== Data ==

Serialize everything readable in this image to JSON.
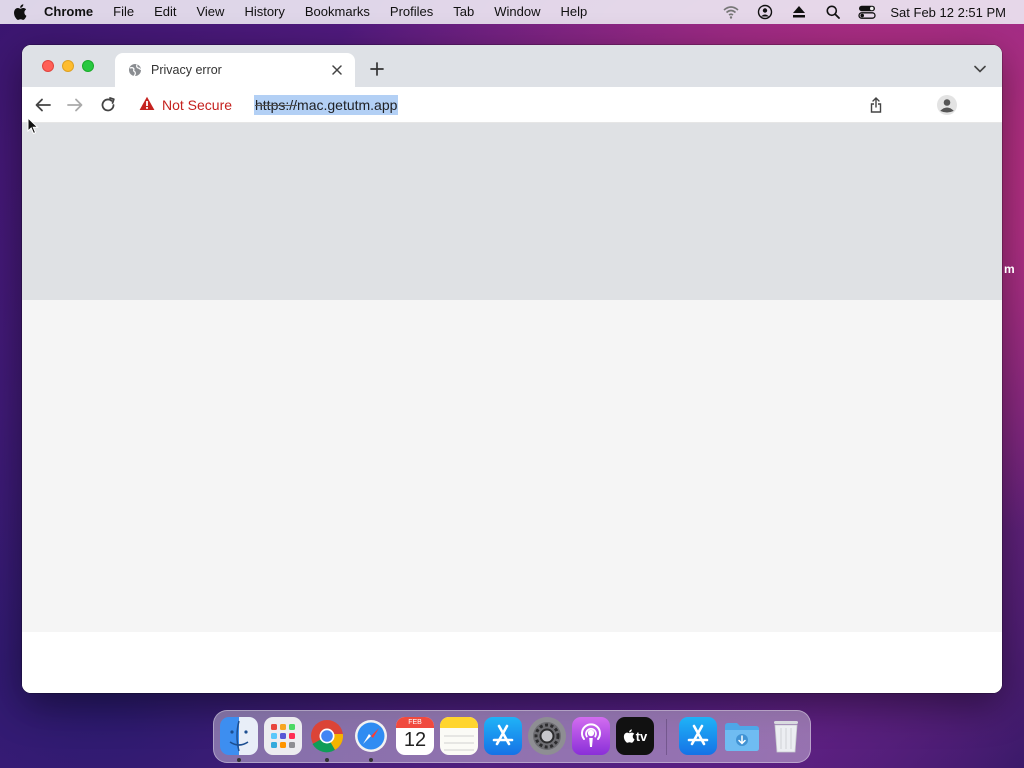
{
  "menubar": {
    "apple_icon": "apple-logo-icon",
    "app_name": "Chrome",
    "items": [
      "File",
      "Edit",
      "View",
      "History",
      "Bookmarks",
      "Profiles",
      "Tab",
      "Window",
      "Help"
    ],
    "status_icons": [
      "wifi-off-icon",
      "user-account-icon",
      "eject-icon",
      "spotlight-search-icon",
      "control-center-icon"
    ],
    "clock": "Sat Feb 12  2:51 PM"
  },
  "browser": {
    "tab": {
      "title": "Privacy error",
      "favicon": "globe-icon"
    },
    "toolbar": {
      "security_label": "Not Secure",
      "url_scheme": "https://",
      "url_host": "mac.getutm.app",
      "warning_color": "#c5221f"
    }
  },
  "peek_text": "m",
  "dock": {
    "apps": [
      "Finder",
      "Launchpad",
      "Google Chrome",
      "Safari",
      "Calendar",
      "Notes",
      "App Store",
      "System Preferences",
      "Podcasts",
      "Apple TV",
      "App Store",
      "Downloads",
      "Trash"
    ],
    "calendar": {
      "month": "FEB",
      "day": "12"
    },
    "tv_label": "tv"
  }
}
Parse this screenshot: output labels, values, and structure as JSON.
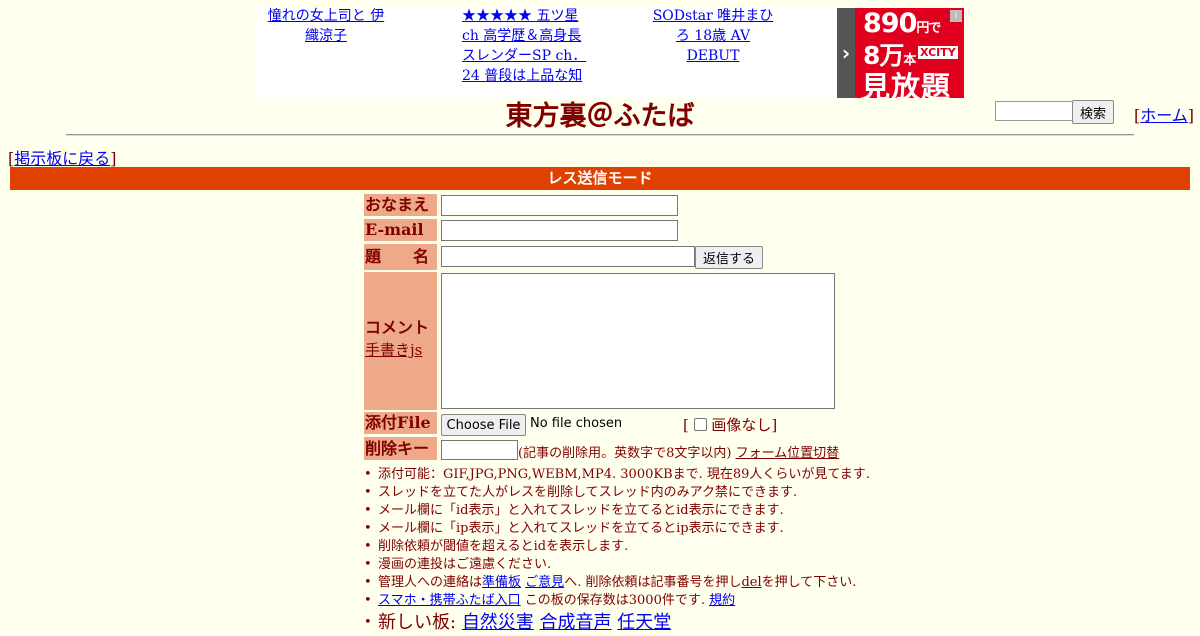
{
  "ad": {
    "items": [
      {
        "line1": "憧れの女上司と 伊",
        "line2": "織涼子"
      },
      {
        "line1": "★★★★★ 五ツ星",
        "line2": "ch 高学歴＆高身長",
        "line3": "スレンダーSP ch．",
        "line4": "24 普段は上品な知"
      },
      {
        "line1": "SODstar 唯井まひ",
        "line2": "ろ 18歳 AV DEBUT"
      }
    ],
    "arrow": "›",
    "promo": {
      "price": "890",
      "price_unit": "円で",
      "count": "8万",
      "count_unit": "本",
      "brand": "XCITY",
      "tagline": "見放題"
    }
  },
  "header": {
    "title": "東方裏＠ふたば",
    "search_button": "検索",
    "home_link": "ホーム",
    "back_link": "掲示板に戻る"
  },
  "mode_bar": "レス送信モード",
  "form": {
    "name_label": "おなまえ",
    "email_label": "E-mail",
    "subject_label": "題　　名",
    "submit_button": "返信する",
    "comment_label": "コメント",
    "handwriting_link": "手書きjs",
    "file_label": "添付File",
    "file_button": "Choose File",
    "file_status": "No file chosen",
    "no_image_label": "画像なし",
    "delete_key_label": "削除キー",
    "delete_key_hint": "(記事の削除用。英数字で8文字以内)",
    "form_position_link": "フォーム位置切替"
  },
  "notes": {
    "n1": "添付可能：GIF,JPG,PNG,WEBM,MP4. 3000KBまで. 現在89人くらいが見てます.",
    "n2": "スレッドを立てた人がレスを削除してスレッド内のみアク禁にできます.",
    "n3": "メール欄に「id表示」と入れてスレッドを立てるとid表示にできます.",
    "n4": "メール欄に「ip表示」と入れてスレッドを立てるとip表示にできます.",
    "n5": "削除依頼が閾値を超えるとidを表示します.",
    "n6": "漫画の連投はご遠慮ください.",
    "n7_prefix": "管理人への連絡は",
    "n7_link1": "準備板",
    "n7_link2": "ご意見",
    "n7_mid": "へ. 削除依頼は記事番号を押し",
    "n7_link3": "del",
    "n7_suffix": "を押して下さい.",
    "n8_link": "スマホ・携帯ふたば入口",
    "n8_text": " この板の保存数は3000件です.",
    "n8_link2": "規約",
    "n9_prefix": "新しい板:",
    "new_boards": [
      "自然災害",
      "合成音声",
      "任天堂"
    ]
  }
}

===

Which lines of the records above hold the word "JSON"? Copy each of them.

**Written solution:**
Serialize everything readable in this image to JSON.
Parse this screenshot: output labels, values, and structure as JSON.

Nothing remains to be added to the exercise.